Giant tubs full of cheese puffs. Pallet-sized boxes of Famous Amos cookies. Gigantic bags of dog food that you have to forcefully shove into the trunk of your car to make fit.

A shopping trip to Sam's Club is always a bountiful one. Advertising low prices for buying in bulk, there's a good chance you'll be so stocked up that a trip back to Sam's won't be happening for a few months. But just how exactly does Sam's Club work? Past the membership, the food court, and the bulk buys, have you ever wondered how Sam's Club operates in connection to Walmart and how all these products wind up on their shelf?

Sam's Club isn't just owned and operated by Walmart, it's even named after the founder of the supercenter: Sam Walton. According to FundingUniverse, Sam's Club largely benefits from Walmart's sophisticated distributing system, as well as having the benefit of being located in more urban areas than the suburban market Walmart catered to. While chains such as Costco may be in the market for big bulk savings, Sam's Club still tries to offer the same idea of low prices that Walmart is so famous for. 

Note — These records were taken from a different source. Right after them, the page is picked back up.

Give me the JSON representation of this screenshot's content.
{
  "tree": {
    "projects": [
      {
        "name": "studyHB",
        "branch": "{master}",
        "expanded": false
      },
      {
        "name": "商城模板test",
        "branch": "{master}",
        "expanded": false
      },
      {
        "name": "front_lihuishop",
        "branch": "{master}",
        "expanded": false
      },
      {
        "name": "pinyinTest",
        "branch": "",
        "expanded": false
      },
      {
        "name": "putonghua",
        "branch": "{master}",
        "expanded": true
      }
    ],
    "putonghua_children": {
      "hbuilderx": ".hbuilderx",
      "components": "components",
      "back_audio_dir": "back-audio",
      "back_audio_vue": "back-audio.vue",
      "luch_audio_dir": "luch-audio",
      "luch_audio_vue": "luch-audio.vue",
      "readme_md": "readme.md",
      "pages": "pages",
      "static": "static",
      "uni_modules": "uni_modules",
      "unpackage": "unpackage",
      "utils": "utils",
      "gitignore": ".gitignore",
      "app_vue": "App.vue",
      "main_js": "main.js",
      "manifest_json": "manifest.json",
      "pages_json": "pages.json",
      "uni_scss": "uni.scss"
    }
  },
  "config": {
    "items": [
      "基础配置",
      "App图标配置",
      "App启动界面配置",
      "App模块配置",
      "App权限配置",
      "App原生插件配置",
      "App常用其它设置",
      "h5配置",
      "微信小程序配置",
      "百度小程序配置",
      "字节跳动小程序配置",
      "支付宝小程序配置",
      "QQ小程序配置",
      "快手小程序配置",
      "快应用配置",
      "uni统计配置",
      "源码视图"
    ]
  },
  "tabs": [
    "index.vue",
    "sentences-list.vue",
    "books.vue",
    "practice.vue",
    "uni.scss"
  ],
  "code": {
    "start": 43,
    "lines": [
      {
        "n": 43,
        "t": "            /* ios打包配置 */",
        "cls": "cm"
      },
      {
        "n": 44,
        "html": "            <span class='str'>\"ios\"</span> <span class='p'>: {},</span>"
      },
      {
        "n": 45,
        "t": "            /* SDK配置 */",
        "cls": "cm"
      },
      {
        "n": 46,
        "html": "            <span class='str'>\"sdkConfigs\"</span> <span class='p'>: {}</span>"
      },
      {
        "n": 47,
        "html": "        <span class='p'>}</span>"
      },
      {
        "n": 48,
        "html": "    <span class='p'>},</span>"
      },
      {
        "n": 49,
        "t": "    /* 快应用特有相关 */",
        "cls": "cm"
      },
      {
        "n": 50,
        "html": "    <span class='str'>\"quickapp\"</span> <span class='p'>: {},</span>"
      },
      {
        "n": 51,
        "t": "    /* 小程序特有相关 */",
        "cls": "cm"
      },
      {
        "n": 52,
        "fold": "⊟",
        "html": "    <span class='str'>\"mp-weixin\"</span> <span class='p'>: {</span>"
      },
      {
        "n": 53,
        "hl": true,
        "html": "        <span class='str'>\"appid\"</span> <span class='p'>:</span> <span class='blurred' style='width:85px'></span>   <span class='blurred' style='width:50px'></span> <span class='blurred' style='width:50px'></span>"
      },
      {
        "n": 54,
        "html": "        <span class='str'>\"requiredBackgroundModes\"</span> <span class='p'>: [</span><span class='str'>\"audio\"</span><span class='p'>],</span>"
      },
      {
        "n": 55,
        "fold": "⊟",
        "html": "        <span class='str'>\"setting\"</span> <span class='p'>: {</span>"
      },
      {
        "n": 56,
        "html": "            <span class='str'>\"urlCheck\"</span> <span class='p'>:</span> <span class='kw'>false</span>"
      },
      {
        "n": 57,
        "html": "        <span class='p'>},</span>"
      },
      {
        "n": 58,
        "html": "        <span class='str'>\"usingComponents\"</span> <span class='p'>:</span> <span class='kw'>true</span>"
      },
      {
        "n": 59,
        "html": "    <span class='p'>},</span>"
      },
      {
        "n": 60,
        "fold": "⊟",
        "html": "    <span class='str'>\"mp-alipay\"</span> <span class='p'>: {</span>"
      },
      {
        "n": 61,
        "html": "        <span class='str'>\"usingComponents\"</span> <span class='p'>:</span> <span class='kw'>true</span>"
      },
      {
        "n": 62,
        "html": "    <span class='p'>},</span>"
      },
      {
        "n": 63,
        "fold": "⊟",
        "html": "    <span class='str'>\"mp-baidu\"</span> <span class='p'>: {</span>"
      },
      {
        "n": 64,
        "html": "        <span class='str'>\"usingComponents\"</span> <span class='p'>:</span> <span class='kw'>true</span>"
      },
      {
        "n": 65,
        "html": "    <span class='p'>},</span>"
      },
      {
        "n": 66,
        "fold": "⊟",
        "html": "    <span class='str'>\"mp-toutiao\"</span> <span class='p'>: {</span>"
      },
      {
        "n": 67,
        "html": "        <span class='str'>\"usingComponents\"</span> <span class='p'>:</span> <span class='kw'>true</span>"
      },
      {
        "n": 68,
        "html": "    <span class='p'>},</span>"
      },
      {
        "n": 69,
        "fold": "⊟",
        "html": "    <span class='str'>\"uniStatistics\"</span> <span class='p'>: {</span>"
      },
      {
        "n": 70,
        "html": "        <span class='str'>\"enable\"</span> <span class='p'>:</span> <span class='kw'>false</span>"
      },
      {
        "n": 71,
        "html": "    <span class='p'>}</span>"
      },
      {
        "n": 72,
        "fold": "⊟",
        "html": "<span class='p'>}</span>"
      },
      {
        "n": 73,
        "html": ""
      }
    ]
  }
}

Of course, another difference in Sam's Club from Walmart is the selection of goods, which are far more expansive than what one would normally find at Walmart. Just who decides what goes on those warehouse-style shelves? 

Associates help decide what goes on Sam's Club shelves

Yes, you read that right. Sam's Club associates help to figure out just what will be put on Sam's Club shelves. The process is professional and rigorous. 

At the Sam's Club "Sensory Lab" in Bentonville, Arkansas, certain associates and members of the public can "taste-test" certain products such as desserts and give their feedback based on taste, texture, appearance, and other factors that may make them suitable for sale (via Supermarket News). For example, a piece of roast beef meant for the deli was tested, with the results being that the meat was too fatty, so the beef was replaced with a more suitable type of deli meat (via Walmart Corporate). It's not just the food itself that is tested and examined, but also the packaging and certain ingredients.

Why such a focus on rigorous testing? The company puts it like this (via TalkBusiness): If the average customer pays to shop at Sam's Club, they certainly would expect to be getting only the top-of-the-line quality in their purchases, wouldn't they? The intensive focus on tests, with about 65 to 100 people participating each day, is meant to ensure that the consumer's expectations are met.